→ Description of the task:
To complete this task, print all the data below exactly but leave out the images.

→ Supplied material:
____________
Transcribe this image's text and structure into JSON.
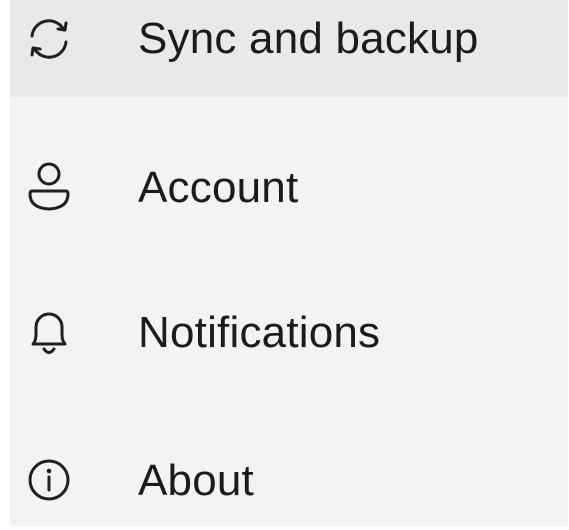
{
  "menu": {
    "items": [
      {
        "label": "Sync and backup",
        "icon": "sync-icon",
        "selected": true
      },
      {
        "label": "Account",
        "icon": "person-icon",
        "selected": false
      },
      {
        "label": "Notifications",
        "icon": "bell-icon",
        "selected": false
      },
      {
        "label": "About",
        "icon": "info-icon",
        "selected": false
      }
    ]
  },
  "colors": {
    "panel_background": "#f3f3f3",
    "selected_background": "#e9e9e9",
    "text": "#1b1b1b",
    "icon_stroke": "#1f1f1f"
  }
}
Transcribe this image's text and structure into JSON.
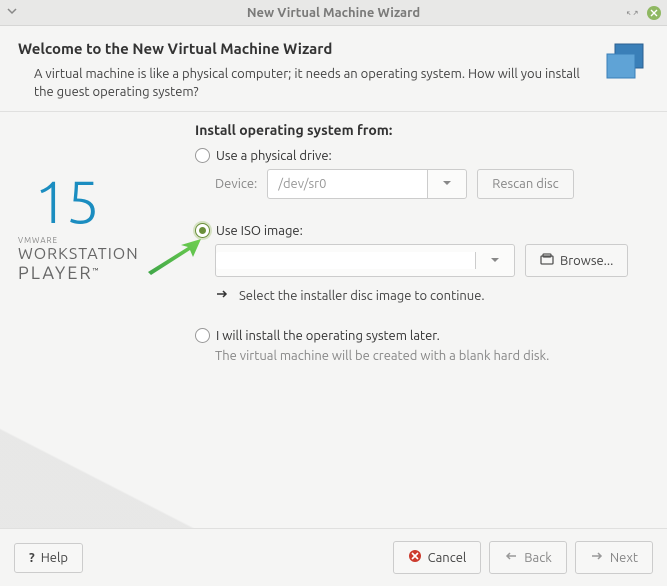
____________
→ Task answer:
Transcribe this image's text and structure into JSON.
{
  "menu": {
    "items": [
      {
        "label": "Sync and backup",
        "icon": "sync-icon",
        "selected": true
      },
      {
        "label": "Account",
        "icon": "person-icon",
        "selected": false
      },
      {
        "label": "Notifications",
        "icon": "bell-icon",
        "selected": false
      },
      {
        "label": "About",
        "icon": "info-icon",
        "selected": false
      }
    ]
  },
  "colors": {
    "panel_background": "#f3f3f3",
    "selected_background": "#e9e9e9",
    "text": "#1b1b1b",
    "icon_stroke": "#1f1f1f"
  }
}
Transcribe this image's text and structure into JSON.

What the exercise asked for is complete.